Wow, complicated.  I'm really happy with the quality of brew that I get with the "throw it all together" version.  In spite of that I am ready to go to the next phase.  I brought the little refrigerator that used to be in the office in from the barn.  It turns out that at the lowest setting it maintains a temperature right around fifty degrees, perfect.  I had a nice big batch of Kome Koji  that I made last week and a big batch of steamed rice that I made Friday night.  

The result is a big batch of Doburoku fermenting in the cold closet and a double batch of Moto fermenting in the little fridge.  I figure if it is going to take two weeks to make the Moto, I might as well double it so I can run two batches once it is ready.

It should be interesting.

Monday, January 7, 2013

2013 Sake and mushrooms

The last batch of Sake went into cold ferment in the last days of November.  It was very cold up there in the guest bedroom, hovering in the low fifties.  The clean laundry piled up according to color on the guest bed keeping watch.  Each day a vigorous stir of the mash to add Oh-two to the mix to keep the ferment healthy.  A faint smell of alcohol / Koji in the air (and the smell of Marilyn's hair spray).

That batch came out a couple of days ago.  The cold ferment and perhaps a reduction in the amount of citric acid applied gives it a very nice flavor, one that calls to me late at night on a Sunday night / Monday morning.

There is another batch of Kome Koji incubating in the chamber (oven with the light on).  I have decided to make batches according to the size of my pressure cooker rather than the size the recipe calls for.  More than double the 400 gram recipe size.

The blue painter's tape icons over the BAKE and LIGHT buttons attempt to control the temperature and prevent the melting of the Koji that occurred a little while back.

Mushrooms: I raised some Shitake mushrooms on logs back in the previous century, way back in '97. We had lots of mushrooms for four or five years, fewer in the latter years.

GC Farms will be trying mushrooms again.  Shitake on logs using plug spawn.  I'll do a couple of burns to create some patches for Black Morels and cut a Beech tree for some fire wood and some oyster mushrooms. I'm thinking sawdust spawn for the oyster mushrooms.

I'll probably get a pressure canner for sterilizing culture media for more 'shrooms and maybe canning some salsa.

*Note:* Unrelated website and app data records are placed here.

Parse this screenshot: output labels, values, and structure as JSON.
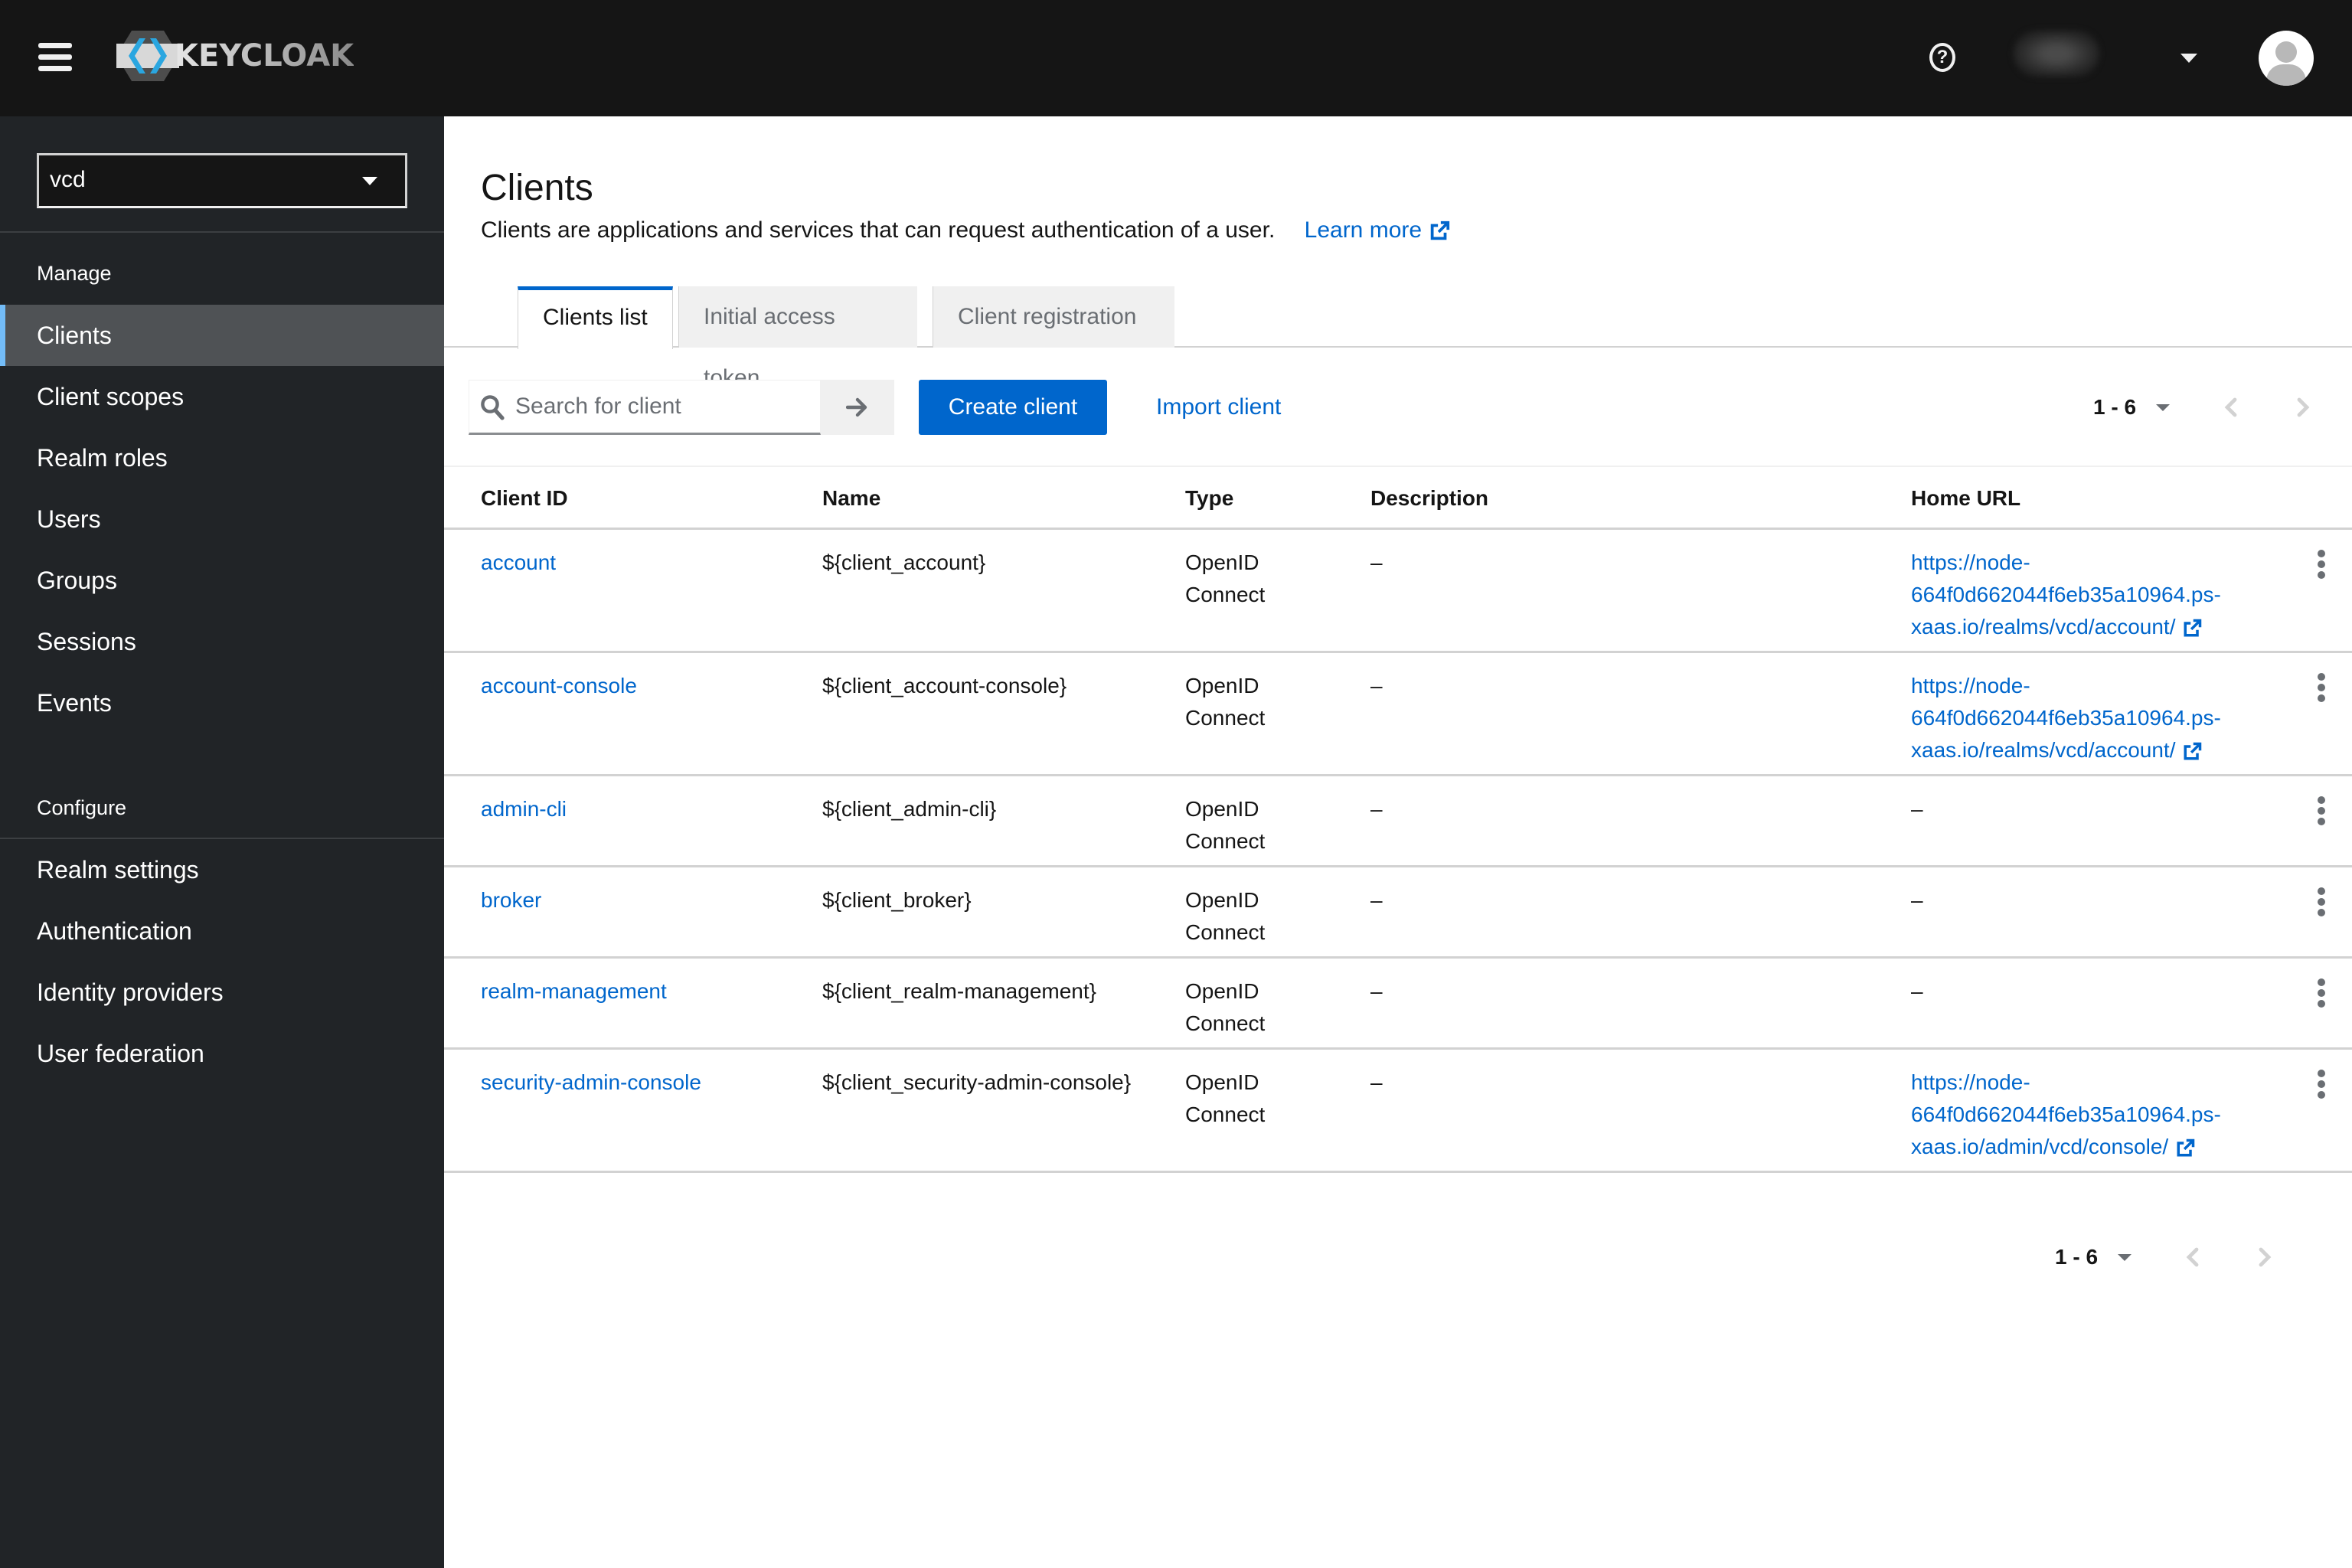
{
  "masthead": {
    "brand": "KEYCLOAK",
    "help_icon": "question-circle-icon",
    "user_name_blurred": true,
    "avatar_icon": "user-avatar-icon"
  },
  "sidebar": {
    "realm": "vcd",
    "groups": [
      {
        "title": "Manage",
        "items": [
          {
            "label": "Clients",
            "active": true
          },
          {
            "label": "Client scopes",
            "active": false
          },
          {
            "label": "Realm roles",
            "active": false
          },
          {
            "label": "Users",
            "active": false
          },
          {
            "label": "Groups",
            "active": false
          },
          {
            "label": "Sessions",
            "active": false
          },
          {
            "label": "Events",
            "active": false
          }
        ]
      },
      {
        "title": "Configure",
        "items": [
          {
            "label": "Realm settings",
            "active": false
          },
          {
            "label": "Authentication",
            "active": false
          },
          {
            "label": "Identity providers",
            "active": false
          },
          {
            "label": "User federation",
            "active": false
          }
        ]
      }
    ]
  },
  "page": {
    "title": "Clients",
    "description": "Clients are applications and services that can request authentication of a user.",
    "learn_more": "Learn more",
    "tabs": [
      {
        "label": "Clients list",
        "active": true
      },
      {
        "label": "Initial access token",
        "active": false
      },
      {
        "label": "Client registration",
        "active": false
      }
    ]
  },
  "toolbar": {
    "search_placeholder": "Search for client",
    "search_value": "",
    "create_label": "Create client",
    "import_label": "Import client",
    "pagination_range": "1 - 6"
  },
  "table": {
    "columns": [
      "Client ID",
      "Name",
      "Type",
      "Description",
      "Home URL"
    ],
    "rows": [
      {
        "client_id": "account",
        "name": "${client_account}",
        "type": "OpenID Connect",
        "description": "–",
        "home_url": "https://node-664f0d662044f6eb35a10964.ps-xaas.io/realms/vcd/account/",
        "url_lines": [
          "https://node-",
          "664f0d662044f6eb35a10964.ps-",
          "xaas.io/realms/vcd/account/"
        ]
      },
      {
        "client_id": "account-console",
        "name": "${client_account-console}",
        "type": "OpenID Connect",
        "description": "–",
        "home_url": "https://node-664f0d662044f6eb35a10964.ps-xaas.io/realms/vcd/account/",
        "url_lines": [
          "https://node-",
          "664f0d662044f6eb35a10964.ps-",
          "xaas.io/realms/vcd/account/"
        ]
      },
      {
        "client_id": "admin-cli",
        "name": "${client_admin-cli}",
        "type": "OpenID Connect",
        "description": "–",
        "home_url": "–",
        "url_lines": []
      },
      {
        "client_id": "broker",
        "name": "${client_broker}",
        "type": "OpenID Connect",
        "description": "–",
        "home_url": "–",
        "url_lines": []
      },
      {
        "client_id": "realm-management",
        "name": "${client_realm-management}",
        "type": "OpenID Connect",
        "description": "–",
        "home_url": "–",
        "url_lines": []
      },
      {
        "client_id": "security-admin-console",
        "name": "${client_security-admin-console}",
        "type": "OpenID Connect",
        "description": "–",
        "home_url": "https://node-664f0d662044f6eb35a10964.ps-xaas.io/admin/vcd/console/",
        "url_lines": [
          "https://node-",
          "664f0d662044f6eb35a10964.ps-",
          "xaas.io/admin/vcd/console/"
        ]
      }
    ]
  },
  "colors": {
    "masthead_bg": "#151515",
    "sidebar_bg": "#212427",
    "sidebar_active_bg": "#4f5255",
    "sidebar_active_accent": "#73bcf7",
    "primary": "#0066cc",
    "border": "#d2d2d2"
  }
}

It is a weird new year that we enter into.

Do you know what the three percent is?

New years spike

Blogger's stats aren't all that they could be or at least I don't know how to make the best use of them.  If I post on FB or G+ that I have updated the blog, maybe twenty or thirty of my closest friends and family might venture a peek over here.

On the first of the month the views went to more than double that without a new post or any notification?  WTF?  The stats did not reveal (or I don't know how to use them) where that traffic came from.  Hackers I thought, not likely. 

I posted a comment on a Patriot's blog, WireCutter's blog, I think that is what caused the spike. Did you know he is famous:

Anyway, thanks to KL, for introducing me to III%, and those assumed hits to the blog.  I'm spreading the word.

Sake post to follow